Speaking at the UBS Global Technology Conference, Jorgensen basically admitted that EA is limited to sports and first-person-shooters. The move into a new genre comes as EA plans a shift away from its annual FIFA and Madden releases. Instead, it's keen to monetize gamers with live and subscription-based services. Action games (like Bungie's Destiny franchise and Take Two's GTA V) have fit snugly into that mold, and EA will be looking to emulate their triumphs with Anthem and its new IP. Speaking of BioWare's upcoming title, Jorgensen said "it's looking very exciting."
But, the publisher will have to be cautious when it comes to monetizing its roster. Hopefully, it's learned from the Star Wars Battlefront II debacle, that saw a backlash from gamers peeved by pay to win loot crates and locked characters, which EA swiftly moved to fix.

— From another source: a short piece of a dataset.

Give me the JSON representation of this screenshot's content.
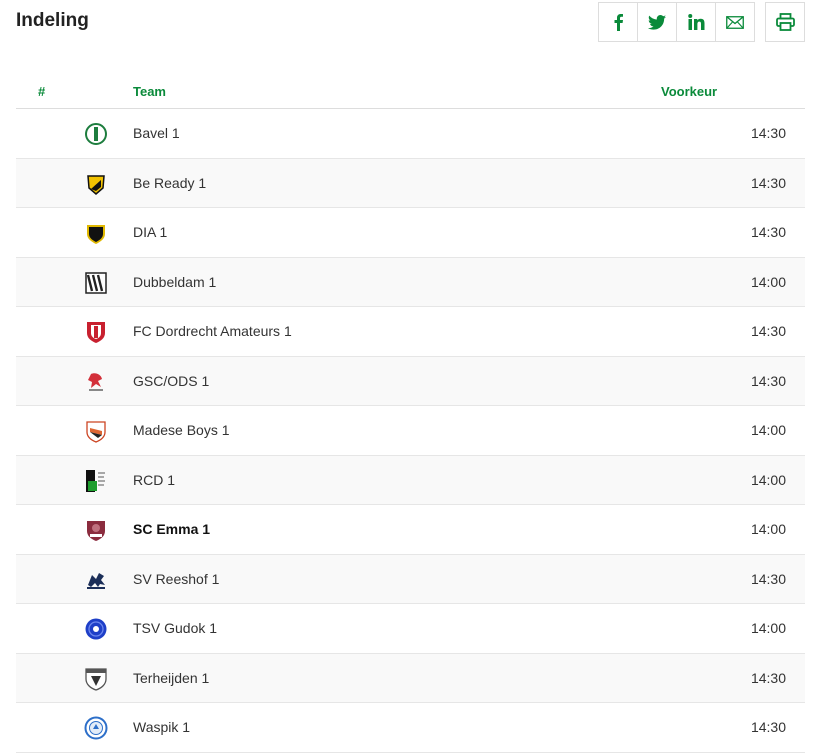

Jorgensen also dropped a couple of tidbits about an on-demand streaming service EA is working on with an unnamed partner. With more data centers cropping up, the CFO said he's confident that people will be able to handle the load required by game streaming. Jorgensen said the service could land in the next two to three years -- intriguingly, 2020 is also when Microsoft's console-free streaming service is due. The two firms previously worked together on EA Access, and Jorgensen has stated in the past that his company's on-demand platform could theoretically work on smart TVs.